Exercise requirements:
Wherever a line below holds the word "kind", copy that line.

Available records:
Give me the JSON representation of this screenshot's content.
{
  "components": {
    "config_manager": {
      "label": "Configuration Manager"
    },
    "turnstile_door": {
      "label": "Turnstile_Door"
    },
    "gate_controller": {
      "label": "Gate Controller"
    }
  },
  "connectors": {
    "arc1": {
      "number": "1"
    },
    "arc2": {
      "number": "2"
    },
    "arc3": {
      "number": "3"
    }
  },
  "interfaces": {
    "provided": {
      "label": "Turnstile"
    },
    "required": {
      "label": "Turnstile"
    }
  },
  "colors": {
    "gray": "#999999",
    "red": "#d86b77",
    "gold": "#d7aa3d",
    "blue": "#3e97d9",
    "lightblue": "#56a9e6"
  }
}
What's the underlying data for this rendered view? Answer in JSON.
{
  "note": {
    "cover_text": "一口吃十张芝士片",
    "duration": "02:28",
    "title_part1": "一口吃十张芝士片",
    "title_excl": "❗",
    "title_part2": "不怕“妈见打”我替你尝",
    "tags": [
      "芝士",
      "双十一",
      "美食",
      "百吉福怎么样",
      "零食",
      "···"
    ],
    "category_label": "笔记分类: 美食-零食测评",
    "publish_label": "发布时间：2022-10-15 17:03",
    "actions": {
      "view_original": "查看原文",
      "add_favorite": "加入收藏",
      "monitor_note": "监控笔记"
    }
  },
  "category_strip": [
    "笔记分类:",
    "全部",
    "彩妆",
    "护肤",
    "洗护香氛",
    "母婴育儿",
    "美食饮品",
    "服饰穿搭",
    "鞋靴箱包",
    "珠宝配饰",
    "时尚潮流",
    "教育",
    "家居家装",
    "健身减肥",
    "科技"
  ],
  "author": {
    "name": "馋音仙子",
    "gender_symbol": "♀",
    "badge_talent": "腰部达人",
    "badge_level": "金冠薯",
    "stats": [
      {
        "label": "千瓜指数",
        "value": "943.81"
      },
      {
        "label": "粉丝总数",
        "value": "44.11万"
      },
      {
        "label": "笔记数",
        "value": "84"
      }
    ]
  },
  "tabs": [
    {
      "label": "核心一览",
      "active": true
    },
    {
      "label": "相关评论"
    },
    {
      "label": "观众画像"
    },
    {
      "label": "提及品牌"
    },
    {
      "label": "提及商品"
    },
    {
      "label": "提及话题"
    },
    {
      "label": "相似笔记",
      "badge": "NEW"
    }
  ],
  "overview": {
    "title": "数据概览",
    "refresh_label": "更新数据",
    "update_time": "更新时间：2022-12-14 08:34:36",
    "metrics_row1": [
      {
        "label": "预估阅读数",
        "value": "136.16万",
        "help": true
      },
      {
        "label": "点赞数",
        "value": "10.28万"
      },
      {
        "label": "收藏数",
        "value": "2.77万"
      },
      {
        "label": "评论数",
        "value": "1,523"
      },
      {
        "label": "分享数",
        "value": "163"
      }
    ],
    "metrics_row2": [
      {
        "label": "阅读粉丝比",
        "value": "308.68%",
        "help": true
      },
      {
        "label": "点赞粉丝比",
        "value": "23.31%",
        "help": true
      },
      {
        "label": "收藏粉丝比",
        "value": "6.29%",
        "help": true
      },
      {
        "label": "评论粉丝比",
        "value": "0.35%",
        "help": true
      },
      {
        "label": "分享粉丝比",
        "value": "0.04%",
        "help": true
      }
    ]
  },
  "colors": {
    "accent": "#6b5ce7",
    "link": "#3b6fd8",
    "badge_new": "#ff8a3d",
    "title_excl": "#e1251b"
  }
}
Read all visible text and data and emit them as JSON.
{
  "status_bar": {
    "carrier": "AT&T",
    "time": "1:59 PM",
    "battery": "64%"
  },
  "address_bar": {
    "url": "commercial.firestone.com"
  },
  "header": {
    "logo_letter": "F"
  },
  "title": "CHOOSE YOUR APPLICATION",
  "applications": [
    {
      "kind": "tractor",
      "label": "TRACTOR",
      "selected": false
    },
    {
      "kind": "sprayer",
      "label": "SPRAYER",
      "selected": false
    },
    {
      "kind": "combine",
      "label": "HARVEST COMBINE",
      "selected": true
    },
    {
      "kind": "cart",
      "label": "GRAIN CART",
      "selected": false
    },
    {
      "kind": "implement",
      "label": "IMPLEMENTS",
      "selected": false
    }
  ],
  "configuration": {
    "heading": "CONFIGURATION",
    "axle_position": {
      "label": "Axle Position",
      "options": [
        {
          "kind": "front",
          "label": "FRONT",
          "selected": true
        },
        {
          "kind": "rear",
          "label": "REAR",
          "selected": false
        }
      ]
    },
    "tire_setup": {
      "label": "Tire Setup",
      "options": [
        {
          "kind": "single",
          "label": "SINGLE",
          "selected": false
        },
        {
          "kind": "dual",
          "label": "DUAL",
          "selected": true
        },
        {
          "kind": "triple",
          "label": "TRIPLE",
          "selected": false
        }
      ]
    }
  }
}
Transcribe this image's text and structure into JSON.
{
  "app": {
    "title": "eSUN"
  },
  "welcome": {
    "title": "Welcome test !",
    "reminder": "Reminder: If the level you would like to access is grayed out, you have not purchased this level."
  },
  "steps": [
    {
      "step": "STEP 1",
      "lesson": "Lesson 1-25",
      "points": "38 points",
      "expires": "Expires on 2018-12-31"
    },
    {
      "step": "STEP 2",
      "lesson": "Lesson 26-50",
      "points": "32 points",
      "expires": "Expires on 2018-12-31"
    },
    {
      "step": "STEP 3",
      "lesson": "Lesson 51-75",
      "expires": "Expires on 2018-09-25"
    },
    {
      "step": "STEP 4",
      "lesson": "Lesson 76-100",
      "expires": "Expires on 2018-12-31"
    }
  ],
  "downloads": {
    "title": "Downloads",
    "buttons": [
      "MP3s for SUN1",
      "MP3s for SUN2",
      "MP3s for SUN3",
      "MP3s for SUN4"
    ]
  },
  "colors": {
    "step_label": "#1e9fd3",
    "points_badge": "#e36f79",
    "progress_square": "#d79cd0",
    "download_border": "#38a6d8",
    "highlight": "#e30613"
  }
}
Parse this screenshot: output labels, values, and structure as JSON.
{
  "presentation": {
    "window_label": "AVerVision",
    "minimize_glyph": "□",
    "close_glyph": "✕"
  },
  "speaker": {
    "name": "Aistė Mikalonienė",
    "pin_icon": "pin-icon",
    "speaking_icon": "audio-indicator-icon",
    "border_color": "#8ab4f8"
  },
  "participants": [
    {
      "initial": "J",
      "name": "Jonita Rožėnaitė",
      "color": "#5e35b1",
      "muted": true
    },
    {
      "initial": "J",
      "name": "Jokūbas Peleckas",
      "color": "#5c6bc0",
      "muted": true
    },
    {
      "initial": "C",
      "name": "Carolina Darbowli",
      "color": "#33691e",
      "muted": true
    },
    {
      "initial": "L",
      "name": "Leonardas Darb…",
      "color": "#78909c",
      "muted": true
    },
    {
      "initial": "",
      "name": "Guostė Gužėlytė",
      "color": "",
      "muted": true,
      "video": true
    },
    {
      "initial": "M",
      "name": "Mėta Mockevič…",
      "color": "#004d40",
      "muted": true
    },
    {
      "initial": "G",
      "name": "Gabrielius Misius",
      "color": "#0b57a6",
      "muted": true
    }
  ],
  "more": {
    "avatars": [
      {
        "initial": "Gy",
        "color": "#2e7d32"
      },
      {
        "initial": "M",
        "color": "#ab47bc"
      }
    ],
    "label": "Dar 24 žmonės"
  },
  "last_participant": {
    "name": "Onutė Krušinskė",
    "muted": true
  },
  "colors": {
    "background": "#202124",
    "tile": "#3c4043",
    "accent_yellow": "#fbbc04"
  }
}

Reply:
      "kind": "tractor",
      "kind": "sprayer",
      "kind": "combine",
      "kind": "cart",
      "kind": "implement",
          "kind": "front",
          "kind": "rear",
          "kind": "single",
          "kind": "dual",
          "kind": "triple",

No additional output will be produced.